TASK BRIEF - Show each line of the records below where the word "nodep" occurs.

*** Opening of MATERIAL FOR THE TASK ***

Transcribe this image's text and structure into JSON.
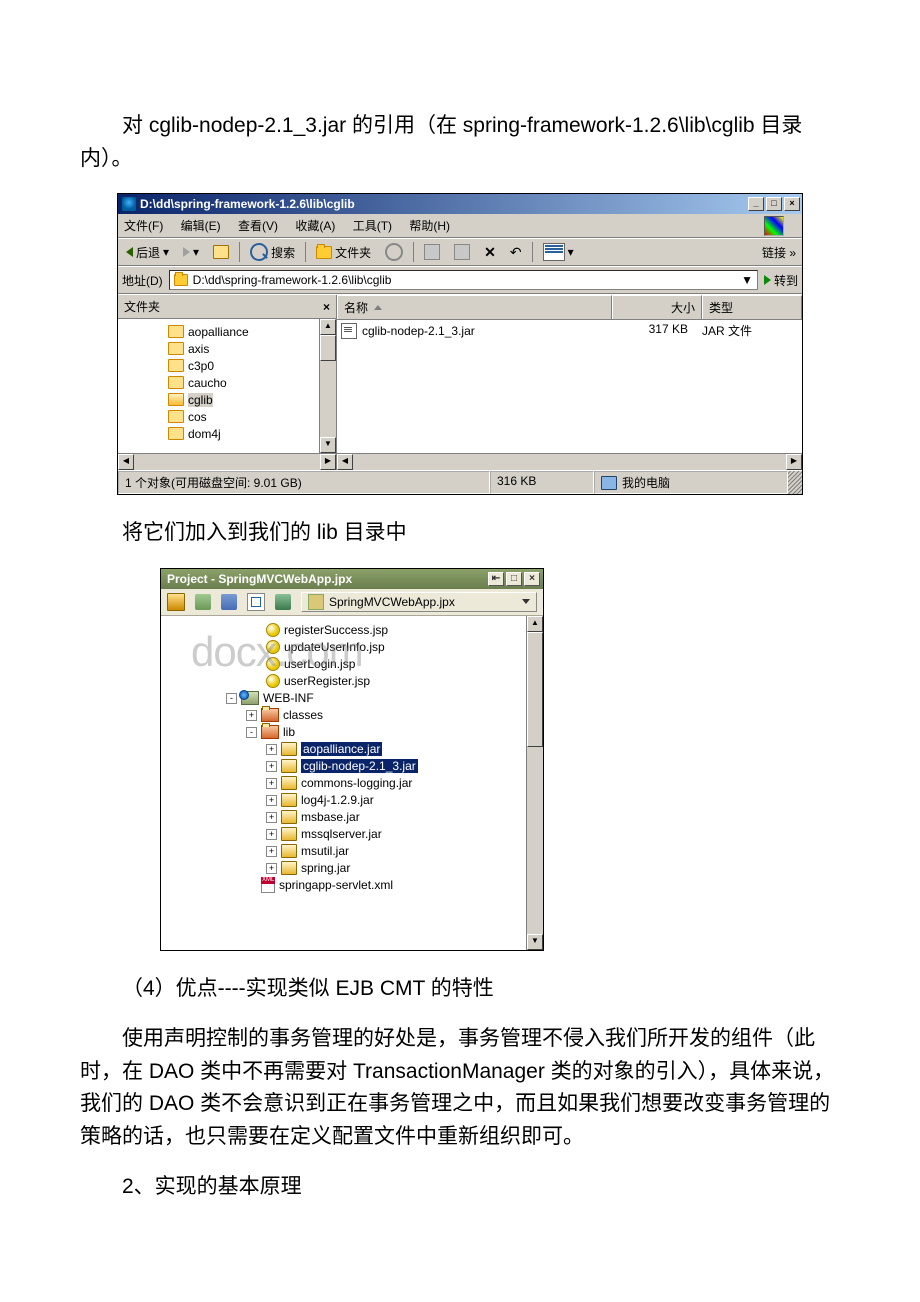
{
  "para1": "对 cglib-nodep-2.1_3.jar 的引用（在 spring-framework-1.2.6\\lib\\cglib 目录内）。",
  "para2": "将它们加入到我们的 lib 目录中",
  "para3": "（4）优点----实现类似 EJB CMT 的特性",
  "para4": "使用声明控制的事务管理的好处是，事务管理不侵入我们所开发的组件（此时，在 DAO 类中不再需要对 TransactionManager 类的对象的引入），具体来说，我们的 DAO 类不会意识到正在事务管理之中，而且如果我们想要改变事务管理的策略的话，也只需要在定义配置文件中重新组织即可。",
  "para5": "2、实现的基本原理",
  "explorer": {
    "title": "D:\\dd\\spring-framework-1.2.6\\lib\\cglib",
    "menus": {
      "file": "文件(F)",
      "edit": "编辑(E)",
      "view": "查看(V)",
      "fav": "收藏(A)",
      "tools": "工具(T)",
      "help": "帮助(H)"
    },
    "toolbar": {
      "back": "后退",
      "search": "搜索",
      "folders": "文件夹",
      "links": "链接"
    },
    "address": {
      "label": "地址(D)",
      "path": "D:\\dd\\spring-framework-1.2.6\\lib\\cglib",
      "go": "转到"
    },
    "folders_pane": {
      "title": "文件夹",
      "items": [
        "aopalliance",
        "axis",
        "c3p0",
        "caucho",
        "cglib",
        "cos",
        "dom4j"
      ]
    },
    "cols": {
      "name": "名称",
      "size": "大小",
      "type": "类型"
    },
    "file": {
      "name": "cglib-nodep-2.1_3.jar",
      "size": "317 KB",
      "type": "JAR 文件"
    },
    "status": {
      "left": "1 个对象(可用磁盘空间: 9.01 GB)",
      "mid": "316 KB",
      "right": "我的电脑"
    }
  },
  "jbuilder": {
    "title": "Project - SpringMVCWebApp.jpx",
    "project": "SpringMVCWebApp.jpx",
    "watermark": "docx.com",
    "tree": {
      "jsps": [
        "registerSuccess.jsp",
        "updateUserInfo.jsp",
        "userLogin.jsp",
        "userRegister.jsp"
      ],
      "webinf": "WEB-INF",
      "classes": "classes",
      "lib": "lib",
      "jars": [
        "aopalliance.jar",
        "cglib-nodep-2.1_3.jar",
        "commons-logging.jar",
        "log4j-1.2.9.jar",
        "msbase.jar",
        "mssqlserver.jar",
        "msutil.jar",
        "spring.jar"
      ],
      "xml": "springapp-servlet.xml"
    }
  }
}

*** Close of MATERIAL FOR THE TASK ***

TASK RESPONSE -
  "para1": "对 cglib-nodep-2.1_3.jar 的引用（在 spring-framework-1.2.6\\lib\\cglib 目录内）。",
      "name": "cglib-nodep-2.1_3.jar",
        "cglib-nodep-2.1_3.jar",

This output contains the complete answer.